[Data about app and page elements]

──────

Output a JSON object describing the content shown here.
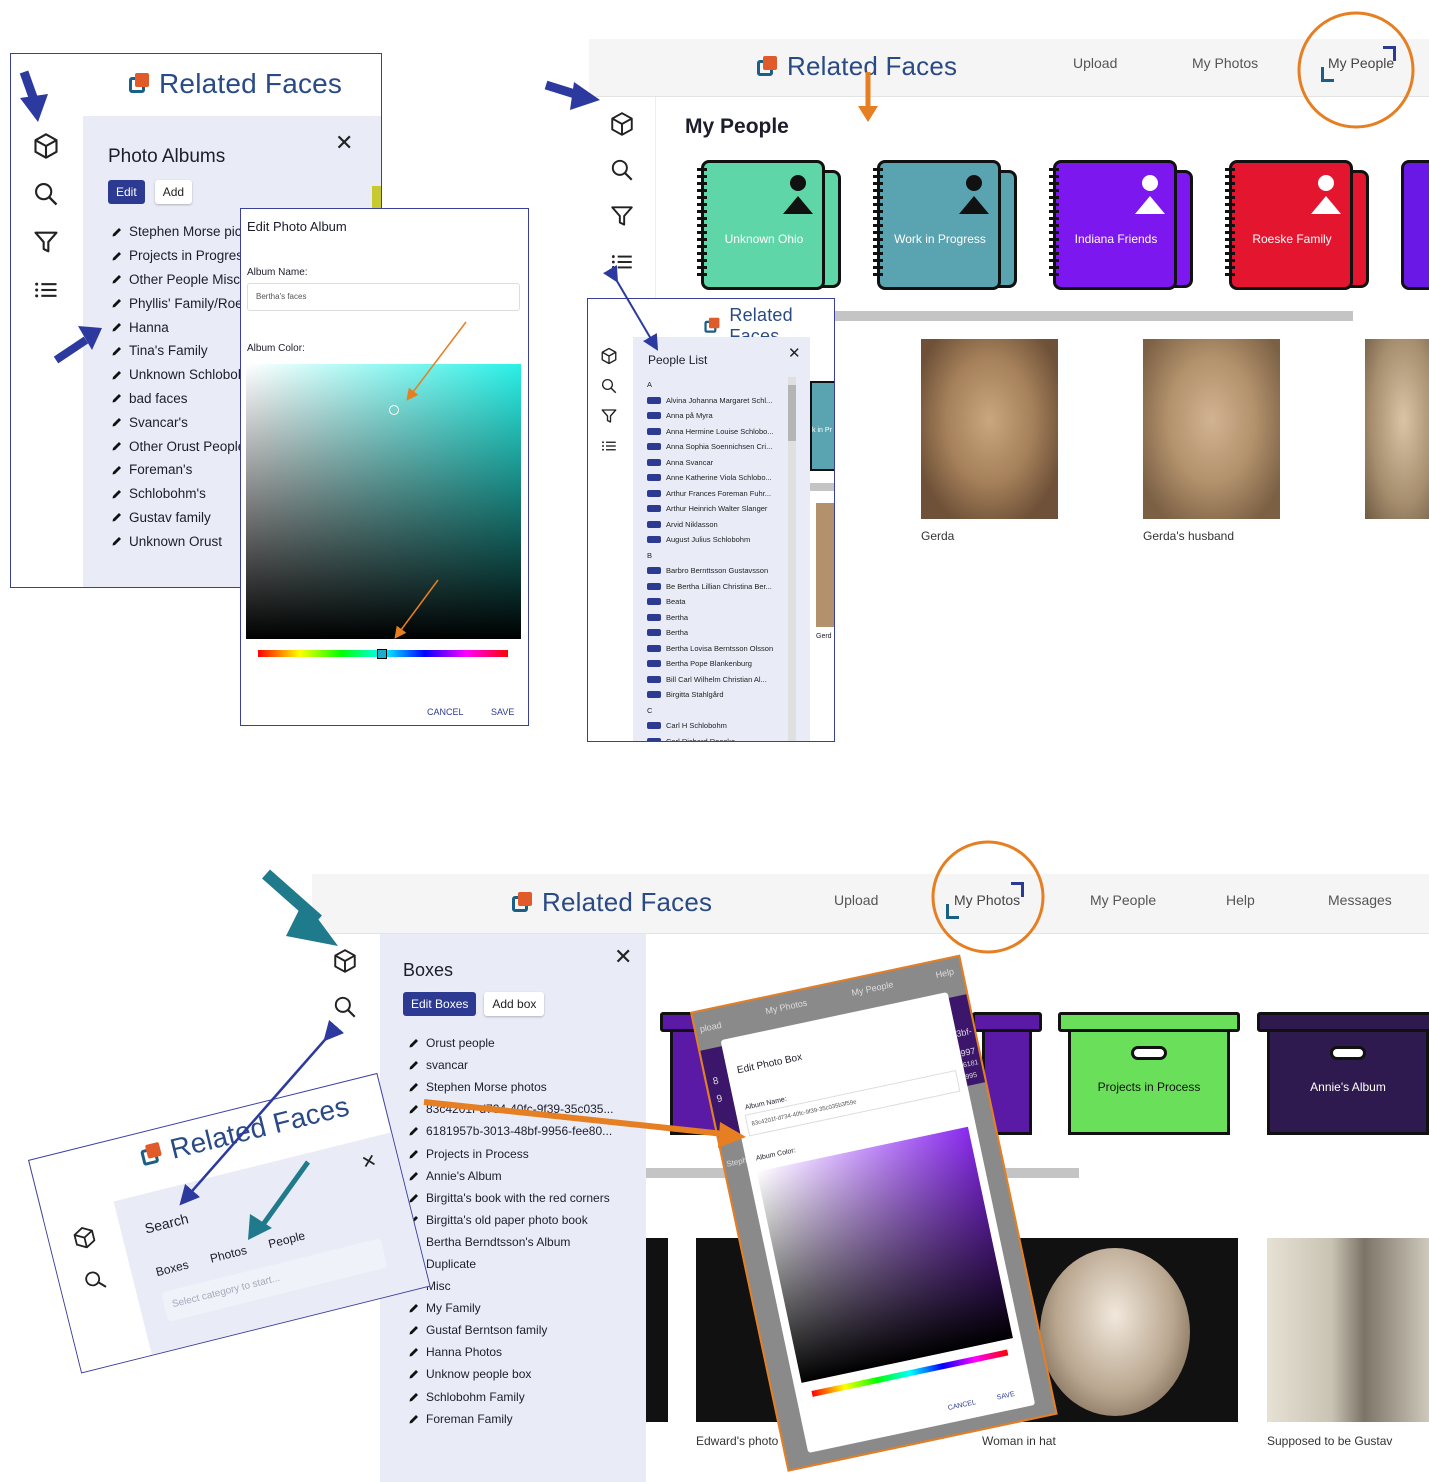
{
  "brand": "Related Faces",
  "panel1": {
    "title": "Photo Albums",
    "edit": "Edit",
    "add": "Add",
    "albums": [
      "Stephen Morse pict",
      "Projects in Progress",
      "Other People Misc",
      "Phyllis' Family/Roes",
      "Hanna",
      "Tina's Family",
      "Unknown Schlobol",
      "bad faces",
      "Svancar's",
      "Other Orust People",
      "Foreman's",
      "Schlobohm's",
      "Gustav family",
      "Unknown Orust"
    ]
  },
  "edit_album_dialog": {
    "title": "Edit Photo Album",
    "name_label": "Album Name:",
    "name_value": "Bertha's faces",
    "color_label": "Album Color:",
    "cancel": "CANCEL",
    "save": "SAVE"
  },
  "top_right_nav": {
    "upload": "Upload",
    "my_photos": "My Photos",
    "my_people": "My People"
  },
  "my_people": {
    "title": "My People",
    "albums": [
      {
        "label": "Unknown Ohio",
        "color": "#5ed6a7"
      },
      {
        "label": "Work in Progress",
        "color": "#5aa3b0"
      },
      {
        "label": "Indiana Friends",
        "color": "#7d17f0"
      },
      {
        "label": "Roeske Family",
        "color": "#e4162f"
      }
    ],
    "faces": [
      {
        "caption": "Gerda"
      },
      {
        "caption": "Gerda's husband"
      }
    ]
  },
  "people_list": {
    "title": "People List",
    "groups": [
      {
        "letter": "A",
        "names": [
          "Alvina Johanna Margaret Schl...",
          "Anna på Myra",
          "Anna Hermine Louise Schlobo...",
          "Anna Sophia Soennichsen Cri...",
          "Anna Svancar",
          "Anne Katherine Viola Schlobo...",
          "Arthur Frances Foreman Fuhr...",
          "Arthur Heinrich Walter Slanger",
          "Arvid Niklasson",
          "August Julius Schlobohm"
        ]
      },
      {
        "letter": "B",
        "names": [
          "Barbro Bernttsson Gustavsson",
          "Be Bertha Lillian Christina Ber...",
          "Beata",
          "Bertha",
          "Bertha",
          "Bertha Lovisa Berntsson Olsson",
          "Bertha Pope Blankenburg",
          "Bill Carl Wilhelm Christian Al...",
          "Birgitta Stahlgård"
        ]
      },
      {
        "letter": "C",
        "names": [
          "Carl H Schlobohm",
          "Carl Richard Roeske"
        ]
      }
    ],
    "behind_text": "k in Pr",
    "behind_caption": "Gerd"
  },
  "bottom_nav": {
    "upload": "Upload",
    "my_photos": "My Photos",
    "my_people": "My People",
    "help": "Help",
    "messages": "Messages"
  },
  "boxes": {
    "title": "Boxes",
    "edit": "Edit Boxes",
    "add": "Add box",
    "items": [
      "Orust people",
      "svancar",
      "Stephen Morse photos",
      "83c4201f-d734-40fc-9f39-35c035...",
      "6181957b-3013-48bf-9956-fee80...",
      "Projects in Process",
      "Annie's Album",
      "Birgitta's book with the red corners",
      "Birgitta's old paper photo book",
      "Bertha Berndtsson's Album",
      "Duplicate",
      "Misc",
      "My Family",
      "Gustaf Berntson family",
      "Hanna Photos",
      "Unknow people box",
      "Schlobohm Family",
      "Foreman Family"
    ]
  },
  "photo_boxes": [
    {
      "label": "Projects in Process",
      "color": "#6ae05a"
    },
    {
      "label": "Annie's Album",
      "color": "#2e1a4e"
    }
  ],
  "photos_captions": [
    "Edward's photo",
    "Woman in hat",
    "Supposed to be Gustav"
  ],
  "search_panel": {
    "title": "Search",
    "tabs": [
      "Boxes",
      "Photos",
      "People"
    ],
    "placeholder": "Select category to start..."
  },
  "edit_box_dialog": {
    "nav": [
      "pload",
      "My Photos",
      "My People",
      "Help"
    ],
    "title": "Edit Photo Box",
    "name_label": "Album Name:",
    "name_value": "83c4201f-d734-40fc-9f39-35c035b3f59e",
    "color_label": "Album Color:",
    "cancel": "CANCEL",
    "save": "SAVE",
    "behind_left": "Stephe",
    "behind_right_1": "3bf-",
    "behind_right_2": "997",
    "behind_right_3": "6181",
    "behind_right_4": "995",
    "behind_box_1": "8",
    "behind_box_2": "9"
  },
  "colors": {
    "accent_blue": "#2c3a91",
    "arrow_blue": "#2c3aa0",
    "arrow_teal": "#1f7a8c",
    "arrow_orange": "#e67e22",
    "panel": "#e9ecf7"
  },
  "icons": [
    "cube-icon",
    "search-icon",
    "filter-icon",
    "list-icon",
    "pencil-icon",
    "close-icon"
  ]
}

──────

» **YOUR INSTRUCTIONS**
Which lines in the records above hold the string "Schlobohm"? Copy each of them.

» **WRITTEN REPLY**
      "Schlobohm's",
          "August Julius Schlobohm"
          "Carl H Schlobohm",
      "Schlobohm Family",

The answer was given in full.